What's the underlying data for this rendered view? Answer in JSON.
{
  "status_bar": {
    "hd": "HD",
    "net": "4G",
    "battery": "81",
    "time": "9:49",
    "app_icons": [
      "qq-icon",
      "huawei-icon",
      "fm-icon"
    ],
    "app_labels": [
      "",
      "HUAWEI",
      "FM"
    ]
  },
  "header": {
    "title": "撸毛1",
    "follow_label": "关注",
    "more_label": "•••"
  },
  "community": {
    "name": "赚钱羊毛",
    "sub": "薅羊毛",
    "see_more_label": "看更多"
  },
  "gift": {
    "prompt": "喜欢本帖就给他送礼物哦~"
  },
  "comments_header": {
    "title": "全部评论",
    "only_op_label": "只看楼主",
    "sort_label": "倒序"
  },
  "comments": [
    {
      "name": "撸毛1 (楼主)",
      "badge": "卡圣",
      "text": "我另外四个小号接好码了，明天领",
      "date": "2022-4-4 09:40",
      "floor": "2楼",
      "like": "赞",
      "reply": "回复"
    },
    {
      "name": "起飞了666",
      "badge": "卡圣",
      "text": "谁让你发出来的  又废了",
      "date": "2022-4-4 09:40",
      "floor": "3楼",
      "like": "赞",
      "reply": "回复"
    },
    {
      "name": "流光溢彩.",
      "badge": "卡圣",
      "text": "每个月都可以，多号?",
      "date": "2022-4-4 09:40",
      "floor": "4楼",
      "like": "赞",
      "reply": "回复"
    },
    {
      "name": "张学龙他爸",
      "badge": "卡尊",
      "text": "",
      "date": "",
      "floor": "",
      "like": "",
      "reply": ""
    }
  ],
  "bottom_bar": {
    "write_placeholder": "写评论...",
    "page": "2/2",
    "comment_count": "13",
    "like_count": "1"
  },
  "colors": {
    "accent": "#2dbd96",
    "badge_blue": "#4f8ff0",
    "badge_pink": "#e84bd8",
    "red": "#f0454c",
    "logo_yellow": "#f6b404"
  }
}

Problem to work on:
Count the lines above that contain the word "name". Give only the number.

Result:
5